HANSEN: Sarah Palin is an Evangelical Christian, and in one passage you write, "Sarah took the commitment she made to God as a youngster seriously even through high school. She signed yearbooks with Bible verses, held fast to the New Testament admonition from One Thessalonians 5:17 which says, be joyful always, pray continually, give thanks in all circumstances." Can you tell us more about her faith and how this informed her?
Ms. JOHNSON: Well, I think it really shapes who she is. Her mother grew up Catholic, and she grew up Catholic for a part of that time. And then her mother, Sally, really found a more meaningful path through the Wasilla Assembly of God Church and started taking her family there. And I think over the course of time and through Bible School and their involvement in church there, I think that Sarah eventually embraced those ideals and beliefs as her own.
HANSEN: She was called Sarah Barracuda...
Ms. JOHNSON: Yeah.
HANSEN: On the basketball - why? Why was she called that?
Ms. JOHNSON: Well, she's seriously competitive and she's also a very hard worker. He father was actually a coach for track and cross-country, the teams she was on. And what he said was what she lacked in raw talent, she more than made up for in hard work, and I think that work ethic was something that she took with her wherever she - in whatever endeavor she undertook.
HANSEN: Her involvement in politics, she began on the Wasilla City Council. She later became mayor. Tell us a little bit about that involvement, why she did it and how she made it happen.
Ms. JOHNSON: Well, she was invited by a fellow Council member to run for the Council. And I think this person who invited her assumed that she would be a team player and get on board and just sort of go along with the flow, and she would tell you that they didn't realize that she wasn't quite wired that way.
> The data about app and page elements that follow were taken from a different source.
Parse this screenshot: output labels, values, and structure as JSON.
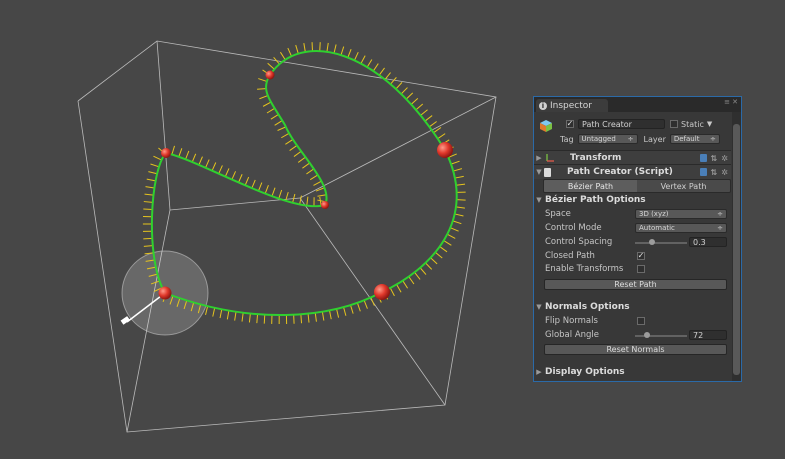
{
  "inspector": {
    "tab_label": "Inspector",
    "object_name": "Path Creator",
    "static_label": "Static",
    "tag_label": "Tag",
    "tag_value": "Untagged",
    "layer_label": "Layer",
    "layer_value": "Default",
    "components": {
      "transform": "Transform",
      "path_creator": "Path Creator (Script)"
    },
    "path_tabs": [
      "Bézier Path",
      "Vertex Path"
    ],
    "bezier_section": {
      "title": "Bézier Path Options",
      "space_label": "Space",
      "space_value": "3D (xyz)",
      "control_mode_label": "Control Mode",
      "control_mode_value": "Automatic",
      "control_spacing_label": "Control Spacing",
      "control_spacing_value": "0.3",
      "control_spacing_fraction": 0.3,
      "closed_path_label": "Closed Path",
      "closed_path_checked": true,
      "enable_transforms_label": "Enable Transforms",
      "enable_transforms_checked": false,
      "reset_path_label": "Reset Path"
    },
    "normals_section": {
      "title": "Normals Options",
      "flip_normals_label": "Flip Normals",
      "flip_normals_checked": false,
      "global_angle_label": "Global Angle",
      "global_angle_value": "72",
      "global_angle_fraction": 0.2,
      "reset_normals_label": "Reset Normals"
    },
    "display_section": {
      "title": "Display Options"
    },
    "checkmark_glyph": "✓"
  },
  "colors": {
    "path": "#2fd02f",
    "normals": "#e6c41e",
    "anchors": "#e53b2d",
    "accent_border": "#2b6aa8"
  }
}
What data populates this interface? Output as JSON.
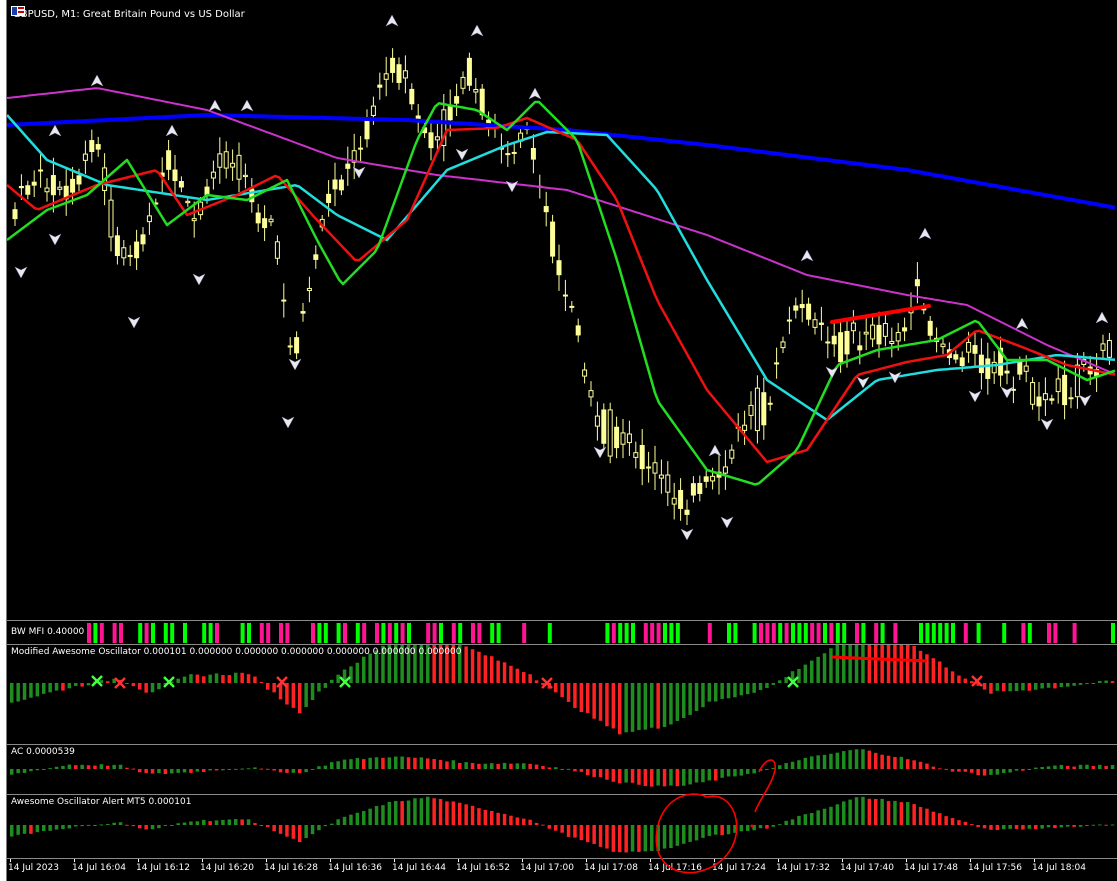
{
  "window": {
    "symbol_title": "GBPUSD, M1:  Great Britain Pound vs US Dollar"
  },
  "icons": {
    "chart_icon": "chart-window-icon",
    "flag_icon": "flag-icon"
  },
  "colors": {
    "background": "#000000",
    "candle": "#ffff99",
    "ma_blue": "#0000ff",
    "ma_magenta": "#cc33cc",
    "ma_cyan": "#22dddd",
    "ma_red": "#ee1111",
    "ma_green": "#22dd22",
    "bar_green": "#1e8c1e",
    "bar_red": "#ff2222",
    "mfi_green": "#00ff00",
    "mfi_pink": "#ff1493",
    "annotation": "#ff0000"
  },
  "panes": {
    "mfi": {
      "label": "BW MFI 0.40000"
    },
    "mao": {
      "label": "Modified Awesome Oscillator 0.000101 0.000000 0.000000 0.000000 0.000000 0.000000 0.000000"
    },
    "ac": {
      "label": "AC 0.0000539"
    },
    "aoa": {
      "label": "Awesome Oscillator Alert MT5 0.000101"
    }
  },
  "time_axis": {
    "labels": [
      "14 Jul 2023",
      "14 Jul 16:04",
      "14 Jul 16:12",
      "14 Jul 16:20",
      "14 Jul 16:28",
      "14 Jul 16:36",
      "14 Jul 16:44",
      "14 Jul 16:52",
      "14 Jul 17:00",
      "14 Jul 17:08",
      "14 Jul 17:16",
      "14 Jul 17:24",
      "14 Jul 17:32",
      "14 Jul 17:40",
      "14 Jul 17:48",
      "14 Jul 17:56",
      "14 Jul 18:04"
    ]
  }
}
She did run for the City Council, she won, and she really saw that, you know, it was a bit of a club and a bit of a boys' network, and she really didn't like how business was being done on the City Council. So she fought City Hall, as you will, and it made some impressions and it made some people mad, and in the end she decided that, you know, if there was really going to be change in the government of this community, it had to come from the top. So she ran for mayor and won.
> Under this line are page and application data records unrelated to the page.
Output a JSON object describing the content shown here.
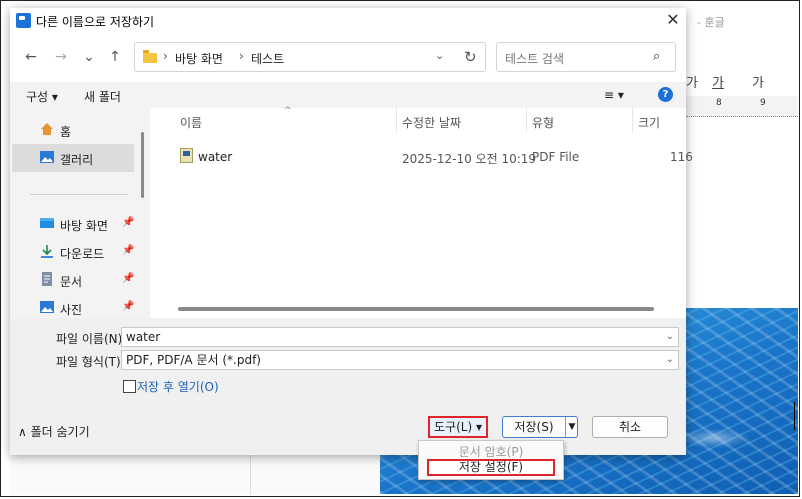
{
  "window": {
    "title": "다른 이름으로 저장하기",
    "close": "✕"
  },
  "nav": {
    "back": "←",
    "forward": "→",
    "recent": "⌄",
    "up": "↑",
    "refresh": "↻"
  },
  "address": {
    "crumb1": "바탕 화면",
    "crumb2": "테스트",
    "sep": "›"
  },
  "search": {
    "placeholder": "테스트 검색"
  },
  "toolbar": {
    "organize": "구성 ▾",
    "new_folder": "새 폴더",
    "view": "≡ ▾",
    "help": "?"
  },
  "sidebar": {
    "items": [
      {
        "label": "홈"
      },
      {
        "label": "갤러리"
      },
      {
        "label": "바탕 화면"
      },
      {
        "label": "다운로드"
      },
      {
        "label": "문서"
      },
      {
        "label": "사진"
      }
    ]
  },
  "filelist": {
    "columns": [
      "이름",
      "수정한 날짜",
      "유형",
      "크기"
    ],
    "rows": [
      {
        "name": "water",
        "modified": "2025-12-10 오전 10:19",
        "type": "PDF File",
        "size": "116"
      }
    ]
  },
  "form": {
    "filename_label": "파일 이름(N):",
    "filename_value": "water",
    "filetype_label": "파일 형식(T):",
    "filetype_value": "PDF, PDF/A 문서 (*.pdf)",
    "open_after_label": "저장 후 열기(O)"
  },
  "footer": {
    "hide_folders": "∧ 폴더 숨기기",
    "tools": "도구(L) ▾",
    "save": "저장(S)",
    "cancel": "취소"
  },
  "tools_menu": {
    "item1": "문서 암호(P)",
    "item2": "저장 설정(F)"
  },
  "background_app": {
    "title": "- 훈글",
    "fmt1": "가",
    "fmt2": "가",
    "fmt3": "가",
    "ruler8": "8",
    "ruler9": "9"
  },
  "colors": {
    "accent": "#1a6fd8",
    "highlight": "#e0242e",
    "folder": "#f4c542"
  }
}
HANSEN: You paint a picture of Governor Sarah Palin and vice-presidential nominee Sarah Palin as being a very strong woman. You've talked a lot about her strengths. What would you say her weaknesses are?
Ms. JOHNSON: You know, I'm just - I'm really at a loss. You know, I went into writing the book a bit of a skeptic, I have to say. You know, I've just been jaded with politics in Alaska, in particular, and I went into it a bit of a skeptic. But I came out feeling pretty - pretty hopeful, you know, that this is one of those people that, you know, really is different.
HANSEN: In your introduction, you write: "The biggest mistake her adversaries make is underestimating her."
Ms. JOHNSON: I think that's absolutely the case. She comes across as an average American and she is, and as an average Mom, and she is. But she's also extraordinary. She's very strong-willed. She stands, I think, on principle more than she stands on party and that has gotten her into a lot of hot water in the Republican Party in Alaska in the past. So I think that in some ways she's very ordinary, in another way she's very extraordinary.
HANSEN: Kaylene Johnson is the author of "Sarah: How A Hockey Mom Turned Alaska's Political Establishment Upside Down," a biography of Sarah Palin, the Republican vice-presidential nominee. Kaylene Johnson joined us from Wasilla, Alaska. Thank you so much.
Ms. JOHNSON: Thank you, Liane. Transcript provided by NPR, Copyright NPR.